What do we mean by “amusement”?  Fredrickson says it is the emotion we experience during play, humorous situations and ‘fun’.  Amusement is probably one of the most powerful for building connections between people.  For instance, have you made eye contact with a friend or stranger when something funny happens, feeling that flash of understanding that passes between you?  Or burst into sudden laughter at the same time as someone else, with a knowing look?

Laughter can even have some surprising health benefits.

Amusement doesn’t just have to mean laugh-out-loud funny moments, though.  It can mean something low-key – seeing a puppy play, dancing around your living room or a board game with friends.

Watching a funny TV show, playing with arts & crafts or listening to upbeat music are all amusing activities that lend themselves well to solitary or group occasions.  What amuses you?  When was the last time you had ‘fun’?

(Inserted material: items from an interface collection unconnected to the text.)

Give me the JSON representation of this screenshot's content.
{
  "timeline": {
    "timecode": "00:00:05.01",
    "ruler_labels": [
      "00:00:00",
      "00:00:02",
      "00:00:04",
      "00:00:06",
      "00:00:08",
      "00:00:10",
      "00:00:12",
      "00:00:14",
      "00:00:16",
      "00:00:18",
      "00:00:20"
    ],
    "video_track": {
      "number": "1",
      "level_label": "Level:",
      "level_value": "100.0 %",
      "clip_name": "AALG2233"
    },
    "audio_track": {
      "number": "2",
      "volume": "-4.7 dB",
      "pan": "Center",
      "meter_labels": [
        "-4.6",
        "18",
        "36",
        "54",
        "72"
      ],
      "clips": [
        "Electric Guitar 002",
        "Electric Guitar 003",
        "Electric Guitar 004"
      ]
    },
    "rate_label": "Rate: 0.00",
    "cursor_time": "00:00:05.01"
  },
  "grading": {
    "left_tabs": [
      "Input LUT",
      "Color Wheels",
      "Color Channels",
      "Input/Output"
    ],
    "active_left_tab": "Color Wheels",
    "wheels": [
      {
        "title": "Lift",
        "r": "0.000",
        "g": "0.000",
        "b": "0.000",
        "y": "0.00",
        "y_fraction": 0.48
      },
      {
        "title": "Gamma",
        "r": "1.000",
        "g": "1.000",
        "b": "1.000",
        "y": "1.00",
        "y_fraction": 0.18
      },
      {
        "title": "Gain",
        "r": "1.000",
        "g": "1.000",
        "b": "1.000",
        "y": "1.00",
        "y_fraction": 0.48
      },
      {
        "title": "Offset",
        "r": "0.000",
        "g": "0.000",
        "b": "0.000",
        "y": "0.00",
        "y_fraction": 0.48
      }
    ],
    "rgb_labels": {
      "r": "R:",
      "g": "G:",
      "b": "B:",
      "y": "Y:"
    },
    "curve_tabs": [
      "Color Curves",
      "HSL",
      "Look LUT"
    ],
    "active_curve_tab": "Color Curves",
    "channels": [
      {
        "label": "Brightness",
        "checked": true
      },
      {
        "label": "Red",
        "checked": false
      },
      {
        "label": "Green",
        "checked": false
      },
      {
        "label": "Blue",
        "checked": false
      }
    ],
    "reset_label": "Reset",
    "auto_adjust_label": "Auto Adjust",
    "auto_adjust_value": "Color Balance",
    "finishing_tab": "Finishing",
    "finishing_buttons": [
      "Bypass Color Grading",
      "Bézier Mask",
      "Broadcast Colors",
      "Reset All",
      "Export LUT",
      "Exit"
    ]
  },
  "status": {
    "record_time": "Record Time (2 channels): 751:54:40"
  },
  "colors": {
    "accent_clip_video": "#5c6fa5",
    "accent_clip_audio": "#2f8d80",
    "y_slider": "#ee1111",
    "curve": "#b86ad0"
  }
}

When people talk about “finding their inner child”, it can mean many things – such as rediscovering innocence, curiosity or being carefree.  I think an important aspect is rediscovering a sense of fun, that might have been squashed by adult worries and responsibilities.  A balance between seriousness and fun can lead to a richer experience, a sense of enjoying and engaging with life more.

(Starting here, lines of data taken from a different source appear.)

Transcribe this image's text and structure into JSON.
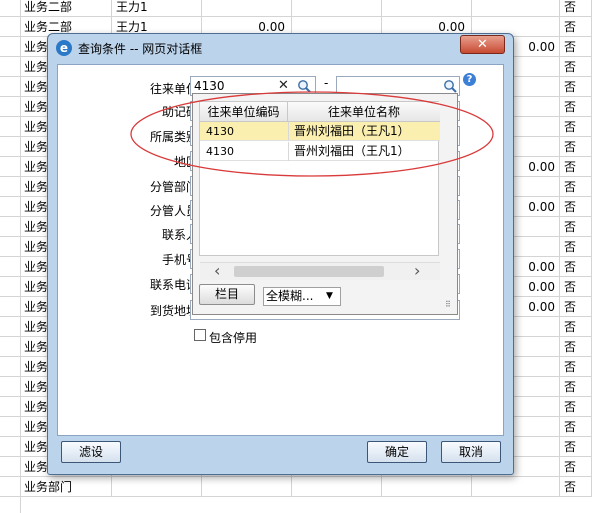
{
  "grid": {
    "rows": [
      {
        "dept": "业务二部",
        "name": "王力1",
        "amt1": "",
        "amt2": "",
        "amt3": "",
        "amt4": "",
        "flag": "否"
      },
      {
        "dept": "业务二部",
        "name": "王力1",
        "amt1": "0.00",
        "amt2": "",
        "amt3": "0.00",
        "amt4": "",
        "flag": "否"
      },
      {
        "dept": "业务部门",
        "name": "",
        "amt1": "",
        "amt2": "",
        "amt3": "",
        "amt4": "0.00",
        "flag": "否"
      },
      {
        "dept": "业务",
        "name": "",
        "amt1": "",
        "amt2": "",
        "amt3": "",
        "amt4": "",
        "flag": "否"
      },
      {
        "dept": "业务",
        "name": "",
        "amt1": "",
        "amt2": "",
        "amt3": "",
        "amt4": "",
        "flag": "否"
      },
      {
        "dept": "业务",
        "name": "",
        "amt1": "",
        "amt2": "",
        "amt3": "",
        "amt4": "",
        "flag": "否"
      },
      {
        "dept": "业务",
        "name": "",
        "amt1": "",
        "amt2": "",
        "amt3": "",
        "amt4": "",
        "flag": "否"
      },
      {
        "dept": "业务",
        "name": "",
        "amt1": "",
        "amt2": "",
        "amt3": "",
        "amt4": "",
        "flag": "否"
      },
      {
        "dept": "业务",
        "name": "",
        "amt1": "",
        "amt2": "",
        "amt3": "",
        "amt4": "0.00",
        "flag": "否"
      },
      {
        "dept": "业务",
        "name": "",
        "amt1": "",
        "amt2": "",
        "amt3": "",
        "amt4": "",
        "flag": "否"
      },
      {
        "dept": "业务",
        "name": "",
        "amt1": "",
        "amt2": "",
        "amt3": "",
        "amt4": "0.00",
        "flag": "否"
      },
      {
        "dept": "业务",
        "name": "",
        "amt1": "",
        "amt2": "",
        "amt3": "",
        "amt4": "",
        "flag": "否"
      },
      {
        "dept": "业务",
        "name": "",
        "amt1": "",
        "amt2": "",
        "amt3": "",
        "amt4": "",
        "flag": "否"
      },
      {
        "dept": "业务",
        "name": "",
        "amt1": "",
        "amt2": "",
        "amt3": "",
        "amt4": "0.00",
        "flag": "否"
      },
      {
        "dept": "业务",
        "name": "",
        "amt1": "",
        "amt2": "",
        "amt3": "",
        "amt4": "0.00",
        "flag": "否"
      },
      {
        "dept": "业务",
        "name": "",
        "amt1": "",
        "amt2": "",
        "amt3": "",
        "amt4": "0.00",
        "flag": "否"
      },
      {
        "dept": "业务",
        "name": "",
        "amt1": "",
        "amt2": "",
        "amt3": "",
        "amt4": "",
        "flag": "否"
      },
      {
        "dept": "业务",
        "name": "",
        "amt1": "",
        "amt2": "",
        "amt3": "",
        "amt4": "",
        "flag": "否"
      },
      {
        "dept": "业务",
        "name": "",
        "amt1": "",
        "amt2": "",
        "amt3": "",
        "amt4": "",
        "flag": "否"
      },
      {
        "dept": "业务",
        "name": "",
        "amt1": "",
        "amt2": "",
        "amt3": "",
        "amt4": "",
        "flag": "否"
      },
      {
        "dept": "业务",
        "name": "",
        "amt1": "",
        "amt2": "",
        "amt3": "",
        "amt4": "",
        "flag": "否"
      },
      {
        "dept": "业务",
        "name": "",
        "amt1": "",
        "amt2": "",
        "amt3": "",
        "amt4": "",
        "flag": "否"
      },
      {
        "dept": "业务",
        "name": "",
        "amt1": "",
        "amt2": "",
        "amt3": "",
        "amt4": "",
        "flag": "否"
      },
      {
        "dept": "业务部门",
        "name": "",
        "amt1": "",
        "amt2": "",
        "amt3": "",
        "amt4": "",
        "flag": "否"
      },
      {
        "dept": "业务部门",
        "name": "",
        "amt1": "",
        "amt2": "",
        "amt3": "",
        "amt4": "",
        "flag": "否"
      }
    ]
  },
  "dialog": {
    "title": "查询条件 -- 网页对话框",
    "close_label": "✕",
    "title_icon": "e",
    "fields": {
      "partner_label": "往来单位",
      "partner_value": "4130",
      "partner_to_value": "",
      "range_dash": "-",
      "mnemonic_label": "助记码",
      "category_label": "所属类别",
      "region_label": "地区",
      "division_label": "分管部门",
      "manager_label": "分管人员",
      "contact_label": "联系人",
      "mobile_label": "手机号",
      "phone_label": "联系电话",
      "address_label": "到货地址"
    },
    "popup": {
      "col_code": "往来单位编码",
      "col_name": "往来单位名称",
      "rows": [
        {
          "code": "4130",
          "name": "晋州刘福田（王凡1）"
        },
        {
          "code": "4130",
          "name": "晋州刘福田（王凡1）"
        }
      ],
      "columns_button": "栏目",
      "match_mode": "全模糊...",
      "scroll_left": "‹",
      "scroll_right": "›"
    },
    "include_disabled_label": "包含停用",
    "include_disabled_checked": false,
    "filter_button": "滤设",
    "ok_button": "确定",
    "cancel_button": "取消"
  },
  "colors": {
    "annotation": "#d93a3a",
    "selected_row": "#fbefb0",
    "dialog_frame": "#bcd3ec"
  },
  "icons": {
    "title": "ie-icon",
    "close": "close-icon",
    "clear": "clear-x-icon",
    "search": "magnifier-icon",
    "help": "help-icon"
  }
}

Sometimes amusement lands in our laps, such as a funny video on social media.  Other times we have to put the effort in to create a situation in which amusement can occur.  How do you try to bring amusement into your life?